▸ Exercise aim
Please print every record below exactly as written, leaving out the pictures.

▸ Extracted information
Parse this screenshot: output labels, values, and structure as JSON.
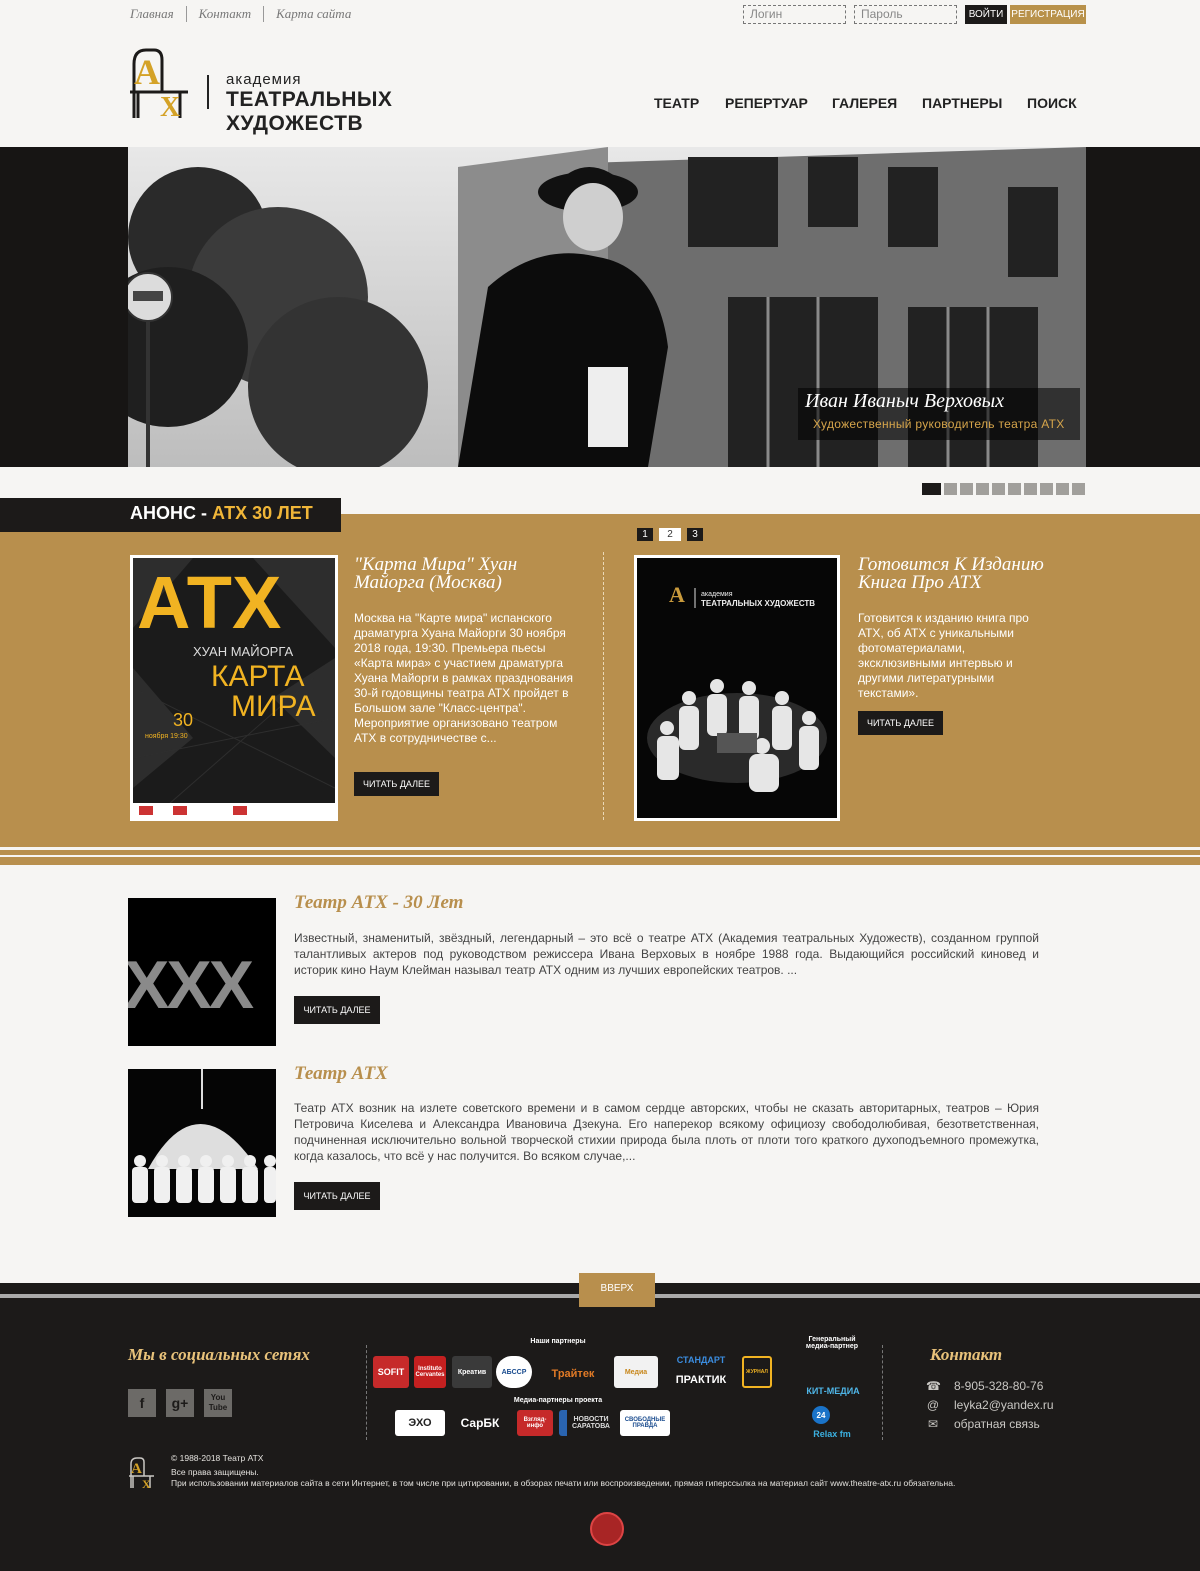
{
  "toplinks": {
    "home": "Главная",
    "contact": "Контакт",
    "sitemap": "Карта сайта"
  },
  "auth": {
    "login_placeholder": "Логин",
    "password_placeholder": "Пароль",
    "login_btn": "ВОЙТИ",
    "register_btn": "РЕГИСТРАЦИЯ"
  },
  "logo": {
    "line1": "академия",
    "line2": "ТЕАТРАЛЬНЫХ ХУДОЖЕСТВ"
  },
  "nav": [
    "ТЕАТР",
    "РЕПЕРТУАР",
    "ГАЛЕРЕЯ",
    "ПАРТНЕРЫ",
    "ПОИСК"
  ],
  "hero": {
    "name": "Иван Иваныч Верховых",
    "role": "Художественный руководитель театра АТХ",
    "slides": 10,
    "active_slide": 1
  },
  "announce": {
    "tab_prefix": "АНОНС - ",
    "tab_highlight": "АТХ 30 ЛЕТ",
    "pages": [
      "1",
      "2",
      "3"
    ],
    "active_page": "2",
    "cards": [
      {
        "title": "\"Карта Мира\" Хуан Майорга (Москва)",
        "text": "Москва на \"Карте мира\" испанского драматурга Хуана Майорги 30 ноября 2018 года, 19:30. Премьера пьесы «Карта мира» с участием драматурга Хуана Майорги в рамках празднования 30-й годовщины театра АТХ пройдет в Большом зале \"Класс-центра\". Мероприятие организовано театром АТХ в сотрудничестве с...",
        "button": "ЧИТАТЬ ДАЛЕЕ",
        "poster": {
          "big": "АТХ",
          "author": "ХУАН МАЙОРГА",
          "play": "КАРТА",
          "play2": "МИРА",
          "day": "30",
          "month": "ноября 19:30"
        }
      },
      {
        "title": "Готовится К Изданию Книга Про АТХ",
        "text": "Готовится к изданию книга про АТХ, об АТХ с уникальными фотоматериалами, эксклюзивными интервью и другими литературными текстами».",
        "button": "ЧИТАТЬ ДАЛЕЕ",
        "poster": {
          "line1": "академия",
          "line2": "ТЕАТРАЛЬНЫХ ХУДОЖЕСТВ"
        }
      }
    ]
  },
  "articles": [
    {
      "title": "Театр АТХ - 30 Лет",
      "text": "Известный, знаменитый, звёздный, легендарный – это всё о театре АТХ (Академия театральных Художеств), созданном группой талантливых актеров под руководством режиссера Ивана Верховых в ноябре 1988 года. Выдающийся российский киновед и историк кино Наум Клейман называл театр АТХ одним из лучших европейских театров. ...",
      "button": "ЧИТАТЬ ДАЛЕЕ",
      "image_text": "XXX"
    },
    {
      "title": "Театр АТХ",
      "text": "Театр АТХ возник на излете советского времени и в самом сердце авторских, чтобы не сказать авторитарных, театров – Юрия Петровича Киселева и Александра Ивановича Дзекуна. Его наперекор всякому официозу свободолюбивая, безответственная, подчиненная исключительно вольной творческой стихии природа была плоть от плоти того краткого духоподъемного промежутка, когда казалось, что всё у нас получится. Во всяком случае,...",
      "button": "ЧИТАТЬ ДАЛЕЕ"
    }
  ],
  "footer": {
    "up": "ВВЕРХ",
    "social_title": "Мы в социальных сетях",
    "social": [
      "f",
      "g+",
      "You Tube"
    ],
    "partners_title": "Наши партнеры",
    "media_title": "Медиа-партнеры проекта",
    "general_title": "Генеральный медиа-партнер",
    "partners": [
      "SOFIT",
      "Instituto Cervantes",
      "Креатив",
      "АБССР",
      "Трайтек",
      "Медиа",
      "СТАНДАРТ",
      "ПРАКТИК",
      "ЖУРНАЛ"
    ],
    "media": [
      "ЭХО",
      "СарБК",
      "Взгляд-инфо",
      "НОВОСТИ САРАТОВА",
      "СВОБОДНЫЕ ПРАВДА"
    ],
    "general": [
      "КИТ-МЕДИА",
      "24",
      "Relax fm"
    ],
    "contact_title": "Контакт",
    "phone": "8-905-328-80-76",
    "email": "leyka2@yandex.ru",
    "feedback": "обратная связь",
    "copyright": "© 1988-2018 Театр АТХ",
    "rights": "Все права защищены.",
    "notice": "При использовании материалов сайта в сети Интернет, в том числе при цитировании, в обзорах печати или воспроизведении, прямая гиперссылка на материал сайт www.theatre-atx.ru обязательна."
  }
}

▸ Expected answer
Parse this screenshot: output labels, values, and structure as JSON.
{
  "toplinks": {
    "home": "Главная",
    "contact": "Контакт",
    "sitemap": "Карта сайта"
  },
  "auth": {
    "login_placeholder": "Логин",
    "password_placeholder": "Пароль",
    "login_btn": "ВОЙТИ",
    "register_btn": "РЕГИСТРАЦИЯ"
  },
  "logo": {
    "line1": "академия",
    "line2": "ТЕАТРАЛЬНЫХ ХУДОЖЕСТВ"
  },
  "nav": [
    "ТЕАТР",
    "РЕПЕРТУАР",
    "ГАЛЕРЕЯ",
    "ПАРТНЕРЫ",
    "ПОИСК"
  ],
  "hero": {
    "name": "Иван Иваныч Верховых",
    "role": "Художественный руководитель театра АТХ",
    "slides": 10,
    "active_slide": 1
  },
  "announce": {
    "tab_prefix": "АНОНС - ",
    "tab_highlight": "АТХ 30 ЛЕТ",
    "pages": [
      "1",
      "2",
      "3"
    ],
    "active_page": "2",
    "cards": [
      {
        "title": "\"Карта Мира\" Хуан Майорга (Москва)",
        "text": "Москва на \"Карте мира\" испанского драматурга Хуана Майорги 30 ноября 2018 года, 19:30. Премьера пьесы «Карта мира» с участием драматурга Хуана Майорги в рамках празднования 30-й годовщины театра АТХ пройдет в Большом зале \"Класс-центра\". Мероприятие организовано театром АТХ в сотрудничестве с...",
        "button": "ЧИТАТЬ ДАЛЕЕ",
        "poster": {
          "big": "АТХ",
          "author": "ХУАН МАЙОРГА",
          "play": "КАРТА",
          "play2": "МИРА",
          "day": "30",
          "month": "ноября 19:30"
        }
      },
      {
        "title": "Готовится К Изданию Книга Про АТХ",
        "text": "Готовится к изданию книга про АТХ, об АТХ с уникальными фотоматериалами, эксклюзивными интервью и другими литературными текстами».",
        "button": "ЧИТАТЬ ДАЛЕЕ",
        "poster": {
          "line1": "академия",
          "line2": "ТЕАТРАЛЬНЫХ ХУДОЖЕСТВ"
        }
      }
    ]
  },
  "articles": [
    {
      "title": "Театр АТХ - 30 Лет",
      "text": "Известный, знаменитый, звёздный, легендарный – это всё о театре АТХ (Академия театральных Художеств), созданном группой талантливых актеров под руководством режиссера Ивана Верховых в ноябре 1988 года. Выдающийся российский киновед и историк кино Наум Клейман называл театр АТХ одним из лучших европейских театров. ...",
      "button": "ЧИТАТЬ ДАЛЕЕ",
      "image_text": "XXX"
    },
    {
      "title": "Театр АТХ",
      "text": "Театр АТХ возник на излете советского времени и в самом сердце авторских, чтобы не сказать авторитарных, театров – Юрия Петровича Киселева и Александра Ивановича Дзекуна. Его наперекор всякому официозу свободолюбивая, безответственная, подчиненная исключительно вольной творческой стихии природа была плоть от плоти того краткого духоподъемного промежутка, когда казалось, что всё у нас получится. Во всяком случае,...",
      "button": "ЧИТАТЬ ДАЛЕЕ"
    }
  ],
  "footer": {
    "up": "ВВЕРХ",
    "social_title": "Мы в социальных сетях",
    "social": [
      "f",
      "g+",
      "You Tube"
    ],
    "partners_title": "Наши партнеры",
    "media_title": "Медиа-партнеры проекта",
    "general_title": "Генеральный медиа-партнер",
    "partners": [
      "SOFIT",
      "Instituto Cervantes",
      "Креатив",
      "АБССР",
      "Трайтек",
      "Медиа",
      "СТАНДАРТ",
      "ПРАКТИК",
      "ЖУРНАЛ"
    ],
    "media": [
      "ЭХО",
      "СарБК",
      "Взгляд-инфо",
      "НОВОСТИ САРАТОВА",
      "СВОБОДНЫЕ ПРАВДА"
    ],
    "general": [
      "КИТ-МЕДИА",
      "24",
      "Relax fm"
    ],
    "contact_title": "Контакт",
    "phone": "8-905-328-80-76",
    "email": "leyka2@yandex.ru",
    "feedback": "обратная связь",
    "copyright": "© 1988-2018 Театр АТХ",
    "rights": "Все права защищены.",
    "notice": "При использовании материалов сайта в сети Интернет, в том числе при цитировании, в обзорах печати или воспроизведении, прямая гиперссылка на материал сайт www.theatre-atx.ru обязательна."
  }
}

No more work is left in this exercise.